I realized how important it is to keep the conversation going. It’s not just a one time discussion. It’s easy to think we’ve “solved the problems of the past, and that we should all just move on,” but humans are always growing and learning and reverting back to all ways. Humanity is a work in progress. None of us–no society– has “arrived” at perfect human greatness. We still exploit. We still screw up. Right now I’m at the edge of my seat as discussions of potential changes in education–particularly special education–are happening. Will J be guaranteed the same opportunities guaranteed to him next year as he does today? Will he be guaranteed the health care and services he needs? I never want this discussion to end. I want people to keep talking about it because if we stop talking about disability rights we might forget about disability rights. If we stop talking about minority rights, immigrant rights, access to health care rights, we forget about these rights. Do current narratives include everyone? Does everyone have an equal chance to talk in the story? Is there anyone who is left out or whose voice can’t be heard? Is it my son’s voice? Is it my parent’s voice? Is it my neighbour’s voice? Is it a stranger’s voice?

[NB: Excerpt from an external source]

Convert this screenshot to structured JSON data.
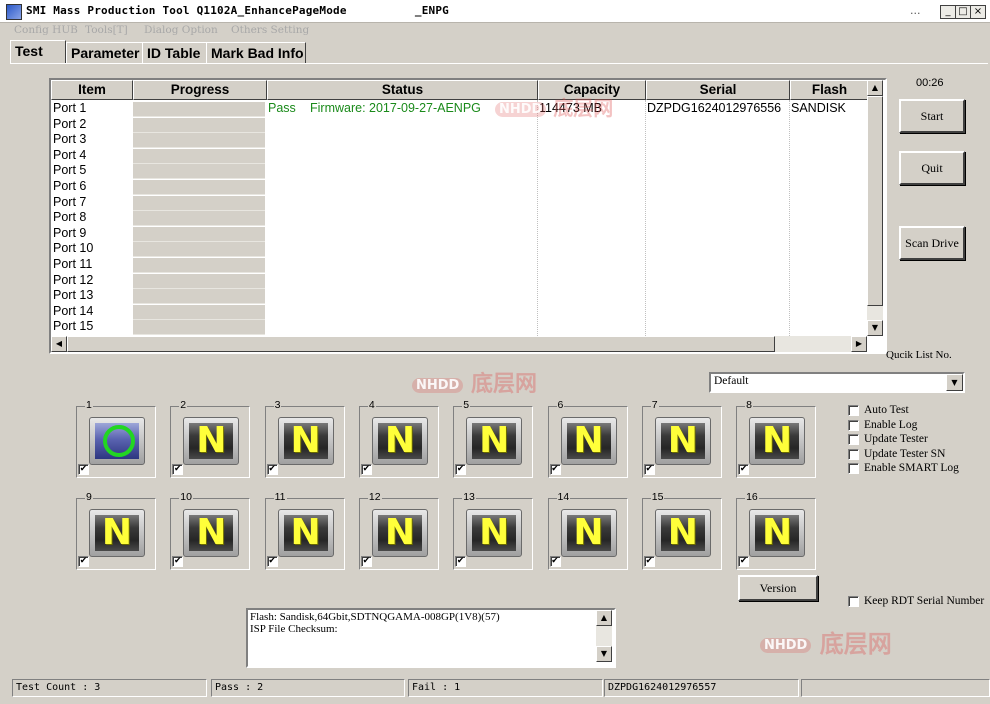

Thank you to the tribes who shared your children with us on Saturday and the spark for understanding you fueled. You taught me again what it means to be a Canadian, to live in the United States, to be a citizen of North America and what my roles need to be. As I think of Canada and the United State’s birthdays, patriotism, love of country and people, I now think of the pursuit to be a better people, not the celebration of being the best country. Substitute any democratic country’s name into Langston Hughes’s “Let America be America Again” and it could apply to every democracy on the planet. It’s a beautiful reminder of what love and inclusion is and what a country should aspire to.
So J, my young man, just as you start slowly discovering new things and make new connections in a world you already thought you knew, take heart, your mother and everyone else on this planet is continually trying to do the same thing. We’re doing it all at different rates and in different ways. Piecing together bits of knowledge, trying to make the picture on the puzzle box. Trying to become better.